Los Angeles workers may be interested in some information about workplace injuries in the health care field and how they could be prevented. Due to the failure of the state and federal governments to enact legislation, however, these serious workplace issues remain largely unresolved, according to one source.
The rate of on-the-job injury for nurses and orderlies is higher than any other occupation, according to data from the Bureau of Labor Statistics. Many of these injuries are the result of moving patients without the proper equipment. According to a spokesperson from the Occupational Safety and Health Administration, this often leaves nurses with shortened careers due to disabilities caused by these injuries. However, studies show that changes in equipment and training can lead to a vast reduction in these types of workers' injuries. One program showed a 40 percent average reduction while another found that injuries were reduced by 80 percent after introducing new equipment for lifting and moving patients.
While regulations to control these ergonomic injuries were passed by OSHA in October 2000, they were quickly removed by Congress after the industry balked at the requirements.
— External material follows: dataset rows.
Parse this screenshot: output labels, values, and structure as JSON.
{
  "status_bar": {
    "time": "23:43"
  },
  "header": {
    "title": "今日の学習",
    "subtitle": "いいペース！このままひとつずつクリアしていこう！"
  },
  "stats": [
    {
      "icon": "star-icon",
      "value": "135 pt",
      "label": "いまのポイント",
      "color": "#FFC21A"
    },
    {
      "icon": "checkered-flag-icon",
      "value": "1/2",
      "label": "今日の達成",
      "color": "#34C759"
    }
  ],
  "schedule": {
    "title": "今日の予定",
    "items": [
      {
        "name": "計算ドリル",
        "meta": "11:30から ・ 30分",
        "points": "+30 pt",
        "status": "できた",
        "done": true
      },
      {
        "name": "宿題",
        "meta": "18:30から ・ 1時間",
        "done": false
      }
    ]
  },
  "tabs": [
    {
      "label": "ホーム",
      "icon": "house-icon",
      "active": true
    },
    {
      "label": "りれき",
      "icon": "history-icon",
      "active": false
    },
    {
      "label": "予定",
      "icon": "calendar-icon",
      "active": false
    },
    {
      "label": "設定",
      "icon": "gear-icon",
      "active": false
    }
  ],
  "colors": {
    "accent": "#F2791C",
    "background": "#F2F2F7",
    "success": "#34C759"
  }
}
On the state level, nursing groups and other interested parties are facing the same uphill battle to introduce new rules. Even when bills have passed by state legislatures, governors have vetoed them.
Despite this difficulty in passing legislation to protect health care workers, there may still be ways to get help in cases of workplace injuries. An attorney may be able to explore options with the injured worker, including workers' compensation and social security disability claims. The attorney may also be helpful in taking action if a claim is denied.